Audi decrees death to lag with electrically turbocharged SQ7
As tightening emissions regulations push car manufacturers towards turbocharging across the range, there are two words that make the world's car enthusiasts nervous: turbo lag. Audi thinks it solved that problem with its new SQ7, which packs an electric compressor in with two traditional turbochargers.
At the core of the Q7 S is a 4.0-liter turbodiesel V8, packing 320 kW (435 hp) and a chunky 900 Nm of torque between 1,000 and 3,250 rpm. This translates to a 0-100 km/h (62 mph) sprint time of 4.8 seconds on the way to an electronically limited top speed of 250 km/h (155 mph).
The key to the big Audi's impressive acceleration is an electric compressor placed in air flow downstream of the car's intercooler, nice and close to the engine. The compressor wheel can spin at up to 70,000 rpm without needing exhaust gases to drive it, which means boost is available in under 250 milliseconds at low revs.
The system draws its power from a 48-volt electrical subsystem, specifically designed to support the electric compressor and active anti-rollbars. A 48-volt lithium battery is integrated into the existing 12-volt system through a DC/DC convertor.
There's more turbo trickery in the car's motor to back the electric compressor up. The two traditional turbochargers nestled in the engine's "vee" are arranged sequentially, with exhaust gases flowing through one compressor at low speeds, and the second turbocharger kicking in at higher engine loads. Audi says this provides lag free response all the way across the rev range, and linear power delivery.

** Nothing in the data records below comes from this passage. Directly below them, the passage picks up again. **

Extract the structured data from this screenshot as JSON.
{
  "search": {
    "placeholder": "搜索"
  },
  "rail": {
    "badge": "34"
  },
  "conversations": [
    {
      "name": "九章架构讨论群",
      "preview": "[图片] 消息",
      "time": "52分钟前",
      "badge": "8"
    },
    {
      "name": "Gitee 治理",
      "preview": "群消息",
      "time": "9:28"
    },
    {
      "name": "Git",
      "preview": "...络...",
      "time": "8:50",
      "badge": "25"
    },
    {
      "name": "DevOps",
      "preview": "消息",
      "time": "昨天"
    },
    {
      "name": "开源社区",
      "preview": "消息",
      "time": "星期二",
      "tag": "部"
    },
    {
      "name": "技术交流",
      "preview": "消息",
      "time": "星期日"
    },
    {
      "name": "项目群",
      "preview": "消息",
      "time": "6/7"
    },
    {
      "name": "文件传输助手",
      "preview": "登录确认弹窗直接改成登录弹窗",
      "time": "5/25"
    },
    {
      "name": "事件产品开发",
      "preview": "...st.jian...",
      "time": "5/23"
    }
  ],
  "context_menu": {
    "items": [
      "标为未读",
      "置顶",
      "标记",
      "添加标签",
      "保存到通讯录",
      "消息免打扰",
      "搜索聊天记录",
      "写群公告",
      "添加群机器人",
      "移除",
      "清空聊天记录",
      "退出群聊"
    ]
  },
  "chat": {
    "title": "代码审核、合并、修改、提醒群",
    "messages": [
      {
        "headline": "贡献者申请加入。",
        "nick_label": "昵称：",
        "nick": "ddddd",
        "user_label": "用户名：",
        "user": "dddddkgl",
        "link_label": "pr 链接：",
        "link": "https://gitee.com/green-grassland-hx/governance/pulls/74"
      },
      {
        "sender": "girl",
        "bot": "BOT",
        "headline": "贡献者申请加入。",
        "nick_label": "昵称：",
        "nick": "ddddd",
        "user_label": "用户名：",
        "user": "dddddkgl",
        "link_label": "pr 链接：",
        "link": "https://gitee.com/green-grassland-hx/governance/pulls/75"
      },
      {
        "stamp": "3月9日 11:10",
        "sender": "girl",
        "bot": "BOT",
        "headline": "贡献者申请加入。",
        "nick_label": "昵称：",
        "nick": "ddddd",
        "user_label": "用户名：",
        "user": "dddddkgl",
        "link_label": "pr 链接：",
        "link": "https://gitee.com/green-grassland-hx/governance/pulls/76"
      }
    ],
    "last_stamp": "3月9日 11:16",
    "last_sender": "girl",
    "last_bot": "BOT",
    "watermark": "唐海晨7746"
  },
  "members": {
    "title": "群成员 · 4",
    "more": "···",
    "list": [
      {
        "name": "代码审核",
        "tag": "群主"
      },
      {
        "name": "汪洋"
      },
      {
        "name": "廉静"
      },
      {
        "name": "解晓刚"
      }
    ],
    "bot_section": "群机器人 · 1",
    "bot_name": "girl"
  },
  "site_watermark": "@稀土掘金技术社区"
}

Despite its heavyweight performance, the Q7 doesn't drink like one of the big boys, with a claimed combined fuel use figure of 7.4 l/100km (31.8 mpg).
Cars with four rings on the bonnet don't always win accolades their handling prowess, but Ingolstadt's engineers have worked hard to make sure the Q7 can back its big power up with a stable chassis. Although the standard, passive setup should be able to handle itself just fine, we'd be ticking the box to have the car fitted with Audi's networked suspension system, which uses a central controller to manage active anti rollbars, springs and dampers.

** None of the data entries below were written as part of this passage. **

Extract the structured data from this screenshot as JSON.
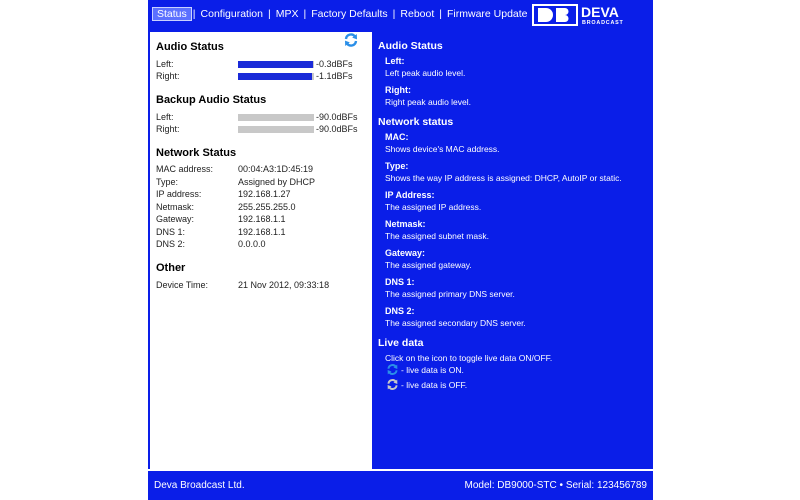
{
  "nav": {
    "items": [
      "Status",
      "Configuration",
      "MPX",
      "Factory Defaults",
      "Reboot",
      "Firmware Update"
    ],
    "active": "Status"
  },
  "logo": {
    "text": "DEVA",
    "sub": "BROADCAST"
  },
  "left": {
    "audio_status": {
      "title": "Audio Status",
      "rows": [
        {
          "label": "Left:",
          "value": "-0.3dBFs",
          "level": 0.99
        },
        {
          "label": "Right:",
          "value": "-1.1dBFs",
          "level": 0.97
        }
      ]
    },
    "backup_audio": {
      "title": "Backup Audio Status",
      "rows": [
        {
          "label": "Left:",
          "value": "-90.0dBFs",
          "level": 0.0
        },
        {
          "label": "Right:",
          "value": "-90.0dBFs",
          "level": 0.0
        }
      ]
    },
    "network": {
      "title": "Network Status",
      "rows": [
        {
          "label": "MAC address:",
          "value": "00:04:A3:1D:45:19"
        },
        {
          "label": "Type:",
          "value": "Assigned by DHCP"
        },
        {
          "label": "IP address:",
          "value": "192.168.1.27"
        },
        {
          "label": "Netmask:",
          "value": "255.255.255.0"
        },
        {
          "label": "Gateway:",
          "value": "192.168.1.1"
        },
        {
          "label": "DNS 1:",
          "value": "192.168.1.1"
        },
        {
          "label": "DNS 2:",
          "value": "0.0.0.0"
        }
      ]
    },
    "other": {
      "title": "Other",
      "rows": [
        {
          "label": "Device Time:",
          "value": "21 Nov 2012, 09:33:18"
        }
      ]
    }
  },
  "help": {
    "audio_title": "Audio Status",
    "left_t": "Left:",
    "left_d": "Left peak audio level.",
    "right_t": "Right:",
    "right_d": "Right peak audio level.",
    "net_title": "Network status",
    "mac_t": "MAC:",
    "mac_d": "Shows device's MAC address.",
    "type_t": "Type:",
    "type_d": "Shows the way IP address is assigned: DHCP, AutoIP or static.",
    "ip_t": "IP Address:",
    "ip_d": "The assigned IP address.",
    "nm_t": "Netmask:",
    "nm_d": "The assigned subnet mask.",
    "gw_t": "Gateway:",
    "gw_d": "The assigned gateway.",
    "d1_t": "DNS 1:",
    "d1_d": "The assigned primary DNS server.",
    "d2_t": "DNS 2:",
    "d2_d": "The assigned secondary DNS server.",
    "live_title": "Live data",
    "live_d": "Click on the icon to toggle live data ON/OFF.",
    "live_on": "- live data is ON.",
    "live_off": "- live data is OFF."
  },
  "footer": {
    "company": "Deva Broadcast Ltd.",
    "model": "Model: DB9000-STC • Serial: 123456789"
  },
  "colors": {
    "brand_blue": "#0a1ee8",
    "meter_blue": "#1a2ad8",
    "meter_grey": "#c8c8c8"
  }
}
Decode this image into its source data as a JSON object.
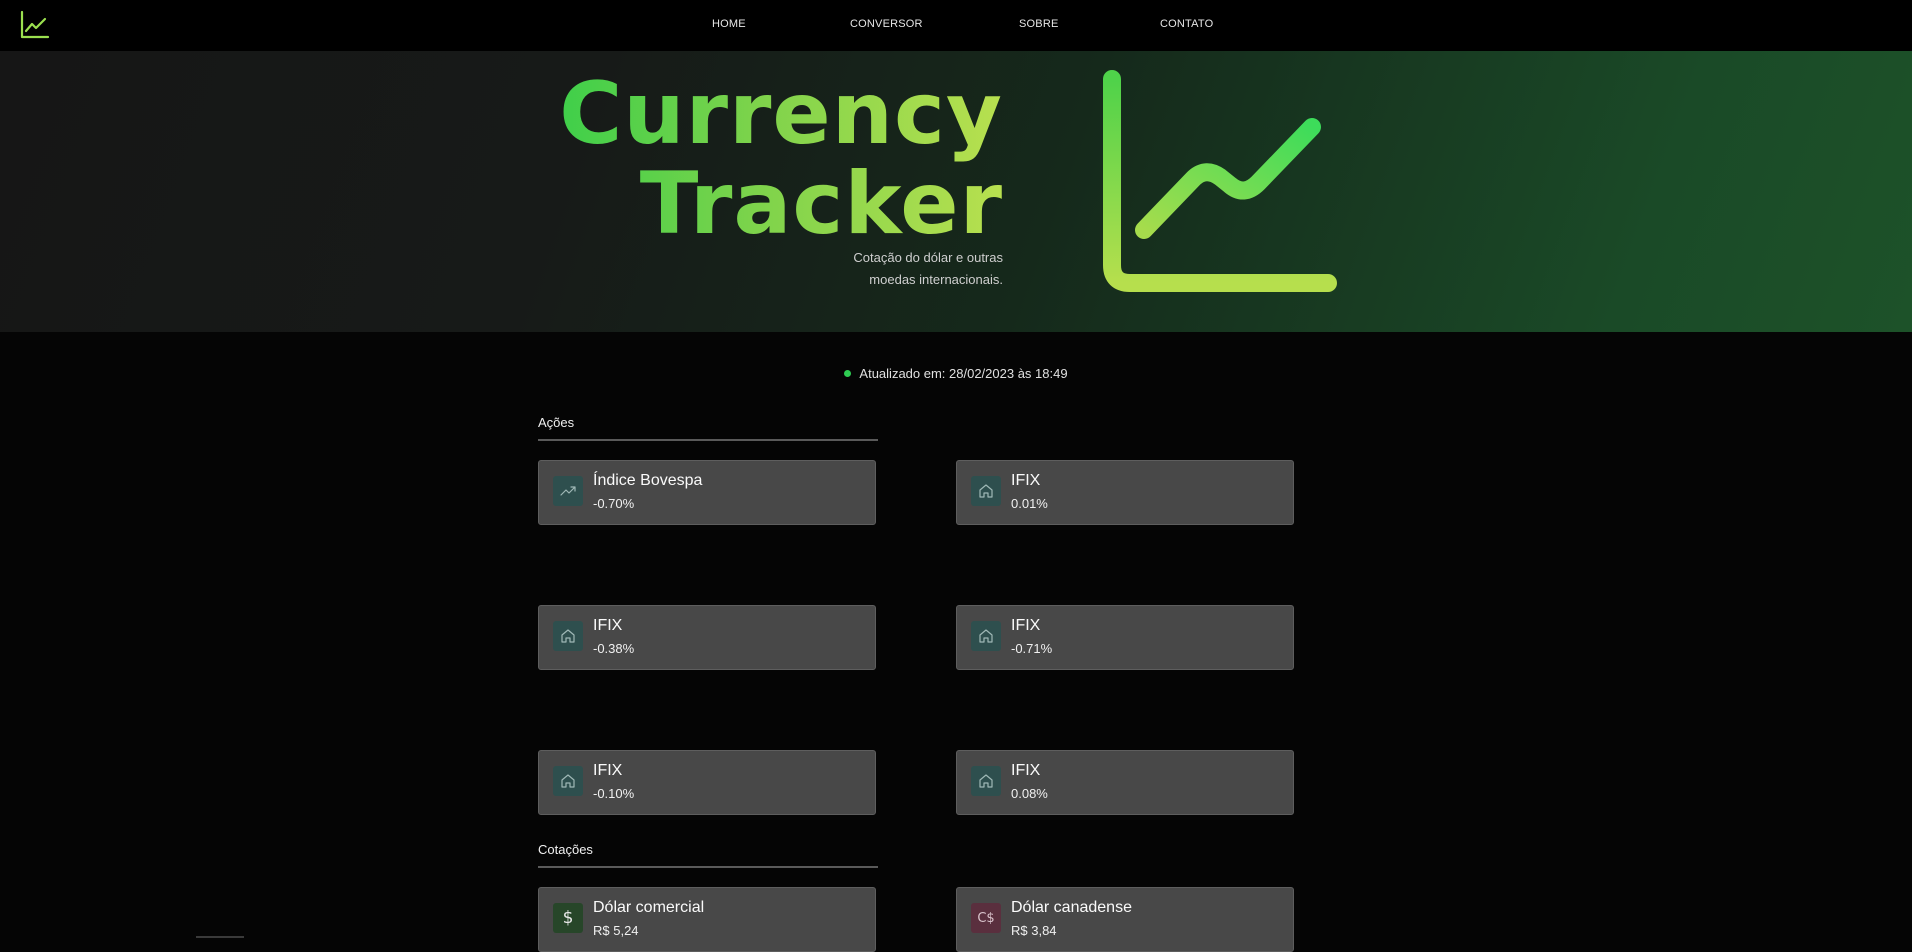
{
  "nav": {
    "links": [
      "HOME",
      "CONVERSOR",
      "SOBRE",
      "CONTATO"
    ]
  },
  "hero": {
    "title_line1": "Currency",
    "title_line2": "Tracker",
    "subtitle_line1": "Cotação do dólar e outras",
    "subtitle_line2": "moedas internacionais."
  },
  "status": {
    "text": "Atualizado em: 28/02/2023 às 18:49"
  },
  "acoes": {
    "title": "Ações",
    "cards": [
      {
        "name": "Índice Bovespa",
        "value": "-0.70%",
        "icon": "trending-up-icon"
      },
      {
        "name": "IFIX",
        "value": "0.01%",
        "icon": "house-icon"
      },
      {
        "name": "IFIX",
        "value": "-0.38%",
        "icon": "house-icon"
      },
      {
        "name": "IFIX",
        "value": "-0.71%",
        "icon": "house-icon"
      },
      {
        "name": "IFIX",
        "value": "-0.10%",
        "icon": "house-icon"
      },
      {
        "name": "IFIX",
        "value": "0.08%",
        "icon": "house-icon"
      }
    ]
  },
  "cotacoes": {
    "title": "Cotações",
    "cards": [
      {
        "name": "Dólar comercial",
        "value": "R$ 5,24",
        "icon": "dollar-icon"
      },
      {
        "name": "Dólar canadense",
        "value": "R$ 3,84",
        "icon": "canadian-dollar-icon"
      }
    ]
  },
  "colors": {
    "accent_green": "#3fcf4a",
    "accent_lime": "#b8e04f",
    "card_bg": "#484848",
    "status_dot": "#2ecc52"
  }
}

The most impressive element of the car's suspension system is the electromechanical active anti-roll system, which has a small electric motor is hooked up to a three stage planetary gearbox. There are two separate sides to the stabilizer, which can be disconnected for a more supple ride on rough roads and then connected and stiffened up when the owner wants to get sporty on a smooth mountain road.

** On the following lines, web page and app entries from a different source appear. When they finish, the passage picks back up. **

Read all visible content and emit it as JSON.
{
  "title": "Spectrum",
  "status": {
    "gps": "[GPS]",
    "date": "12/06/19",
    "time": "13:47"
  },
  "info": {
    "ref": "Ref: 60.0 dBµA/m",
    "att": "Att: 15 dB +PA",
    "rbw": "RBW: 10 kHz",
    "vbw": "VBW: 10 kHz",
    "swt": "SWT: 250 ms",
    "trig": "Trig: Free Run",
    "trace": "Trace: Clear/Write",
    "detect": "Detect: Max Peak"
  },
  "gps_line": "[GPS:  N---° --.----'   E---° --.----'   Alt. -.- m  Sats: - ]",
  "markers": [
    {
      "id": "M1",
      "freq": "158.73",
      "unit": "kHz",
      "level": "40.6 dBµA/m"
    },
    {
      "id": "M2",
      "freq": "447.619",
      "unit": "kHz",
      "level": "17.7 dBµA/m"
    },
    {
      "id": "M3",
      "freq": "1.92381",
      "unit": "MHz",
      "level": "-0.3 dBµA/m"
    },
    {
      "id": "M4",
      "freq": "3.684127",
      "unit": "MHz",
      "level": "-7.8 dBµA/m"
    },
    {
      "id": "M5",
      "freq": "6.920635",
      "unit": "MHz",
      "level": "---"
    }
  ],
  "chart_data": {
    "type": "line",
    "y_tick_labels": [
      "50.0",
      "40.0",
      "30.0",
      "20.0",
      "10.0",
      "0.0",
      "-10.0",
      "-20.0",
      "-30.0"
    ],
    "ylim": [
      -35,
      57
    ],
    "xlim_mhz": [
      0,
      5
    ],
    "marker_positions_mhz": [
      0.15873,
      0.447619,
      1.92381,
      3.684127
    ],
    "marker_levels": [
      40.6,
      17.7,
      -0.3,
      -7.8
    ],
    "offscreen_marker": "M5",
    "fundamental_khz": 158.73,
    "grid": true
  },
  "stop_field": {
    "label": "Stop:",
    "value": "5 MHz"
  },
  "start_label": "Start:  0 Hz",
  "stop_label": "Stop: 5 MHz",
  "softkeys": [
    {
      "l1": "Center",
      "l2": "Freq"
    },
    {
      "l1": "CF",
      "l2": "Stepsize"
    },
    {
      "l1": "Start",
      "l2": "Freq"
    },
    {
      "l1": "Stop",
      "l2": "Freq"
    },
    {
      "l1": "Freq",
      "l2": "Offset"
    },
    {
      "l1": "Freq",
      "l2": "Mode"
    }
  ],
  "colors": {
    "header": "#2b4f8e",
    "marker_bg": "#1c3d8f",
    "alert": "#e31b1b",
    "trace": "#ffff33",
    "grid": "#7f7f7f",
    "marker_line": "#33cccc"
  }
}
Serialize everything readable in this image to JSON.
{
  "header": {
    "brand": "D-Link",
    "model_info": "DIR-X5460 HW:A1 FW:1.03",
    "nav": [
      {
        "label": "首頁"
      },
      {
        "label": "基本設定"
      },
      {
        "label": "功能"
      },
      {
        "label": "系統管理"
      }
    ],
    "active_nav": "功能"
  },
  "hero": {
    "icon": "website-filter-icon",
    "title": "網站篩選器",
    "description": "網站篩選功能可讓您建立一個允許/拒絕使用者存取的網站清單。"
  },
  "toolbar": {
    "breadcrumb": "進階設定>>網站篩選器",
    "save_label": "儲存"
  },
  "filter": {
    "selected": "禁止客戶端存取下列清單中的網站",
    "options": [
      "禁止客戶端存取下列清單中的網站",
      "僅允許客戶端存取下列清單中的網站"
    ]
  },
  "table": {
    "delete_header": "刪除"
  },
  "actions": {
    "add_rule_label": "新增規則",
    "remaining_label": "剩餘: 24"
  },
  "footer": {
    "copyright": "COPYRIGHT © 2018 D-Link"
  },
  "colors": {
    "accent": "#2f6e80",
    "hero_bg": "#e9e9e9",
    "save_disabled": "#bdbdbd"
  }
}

In a move that would look familiar to anyone working at Porsche, the Q7 S has even been fitted with a rear-wheel steering system that can steer up to 5 degrees for a more stable ride at high speed, and a sharper turn-in at low speed. Also contributing to the car's improved handling is an optional sports differential that uses torque vectoring on the rear axle.
With all of this impressive chassis and engine technology you'd think Audi would have gone to town on the car's styling, but as has become standard, the stylists have kept things simple – inside and out. Aside from 20-inch wheels, a unique diffuser and silver mirror caps, the Q7's styling is largely unchanged, while the interior is the same gorgeous, understated design that won us over in Detroit.
All up, the SQ7 will set you back €89,900 (£69,474/US$98,886) before you start ticking boxes on the option sheet.